AIM OF THE EXERCISE
Each line of the data below must be given again exactly as written.

SOURCE MATERIAL

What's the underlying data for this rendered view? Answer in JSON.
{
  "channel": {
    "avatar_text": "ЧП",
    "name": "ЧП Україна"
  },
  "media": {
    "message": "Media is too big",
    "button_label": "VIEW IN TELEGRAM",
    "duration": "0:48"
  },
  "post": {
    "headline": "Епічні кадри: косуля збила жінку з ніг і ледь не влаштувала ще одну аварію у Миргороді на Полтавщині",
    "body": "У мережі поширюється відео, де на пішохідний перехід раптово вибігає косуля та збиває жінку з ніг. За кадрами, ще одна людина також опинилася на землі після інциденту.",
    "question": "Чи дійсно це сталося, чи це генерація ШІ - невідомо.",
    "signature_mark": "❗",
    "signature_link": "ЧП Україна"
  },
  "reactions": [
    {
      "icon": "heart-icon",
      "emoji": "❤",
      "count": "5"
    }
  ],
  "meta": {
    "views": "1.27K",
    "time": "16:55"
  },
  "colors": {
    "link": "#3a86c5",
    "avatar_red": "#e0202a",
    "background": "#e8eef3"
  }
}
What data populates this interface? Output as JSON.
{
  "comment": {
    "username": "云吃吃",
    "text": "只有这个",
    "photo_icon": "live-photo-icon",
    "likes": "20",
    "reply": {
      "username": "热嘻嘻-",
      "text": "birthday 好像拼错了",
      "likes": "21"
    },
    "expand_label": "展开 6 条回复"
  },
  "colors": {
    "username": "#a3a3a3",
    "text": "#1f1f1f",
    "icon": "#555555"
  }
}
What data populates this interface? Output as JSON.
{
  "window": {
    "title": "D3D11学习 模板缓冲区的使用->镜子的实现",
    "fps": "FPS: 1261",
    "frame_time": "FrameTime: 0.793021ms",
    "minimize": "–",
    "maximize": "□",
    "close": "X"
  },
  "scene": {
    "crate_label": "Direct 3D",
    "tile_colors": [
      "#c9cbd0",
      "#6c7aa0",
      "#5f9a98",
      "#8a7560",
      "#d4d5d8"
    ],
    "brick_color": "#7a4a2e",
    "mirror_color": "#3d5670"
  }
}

ANSWER SPACE
What's the underlying data for this rendered view? Answer in JSON.
{
  "channel": {
    "avatar_text": "ЧП",
    "name": "ЧП Україна"
  },
  "media": {
    "message": "Media is too big",
    "button_label": "VIEW IN TELEGRAM",
    "duration": "0:48"
  },
  "post": {
    "headline": "Епічні кадри: косуля збила жінку з ніг і ледь не влаштувала ще одну аварію у Миргороді на Полтавщині",
    "body": "У мережі поширюється відео, де на пішохідний перехід раптово вибігає косуля та збиває жінку з ніг. За кадрами, ще одна людина також опинилася на землі після інциденту.",
    "question": "Чи дійсно це сталося, чи це генерація ШІ - невідомо.",
    "signature_mark": "❗",
    "signature_link": "ЧП Україна"
  },
  "reactions": [
    {
      "icon": "heart-icon",
      "emoji": "❤",
      "count": "5"
    }
  ],
  "meta": {
    "views": "1.27K",
    "time": "16:55"
  },
  "colors": {
    "link": "#3a86c5",
    "avatar_red": "#e0202a",
    "background": "#e8eef3"
  }
}
What data populates this interface? Output as JSON.
{
  "comment": {
    "username": "云吃吃",
    "text": "只有这个",
    "photo_icon": "live-photo-icon",
    "likes": "20",
    "reply": {
      "username": "热嘻嘻-",
      "text": "birthday 好像拼错了",
      "likes": "21"
    },
    "expand_label": "展开 6 条回复"
  },
  "colors": {
    "username": "#a3a3a3",
    "text": "#1f1f1f",
    "icon": "#555555"
  }
}
What data populates this interface? Output as JSON.
{
  "window": {
    "title": "D3D11学习 模板缓冲区的使用->镜子的实现",
    "fps": "FPS: 1261",
    "frame_time": "FrameTime: 0.793021ms",
    "minimize": "–",
    "maximize": "□",
    "close": "X"
  },
  "scene": {
    "crate_label": "Direct 3D",
    "tile_colors": [
      "#c9cbd0",
      "#6c7aa0",
      "#5f9a98",
      "#8a7560",
      "#d4d5d8"
    ],
    "brick_color": "#7a4a2e",
    "mirror_color": "#3d5670"
  }
}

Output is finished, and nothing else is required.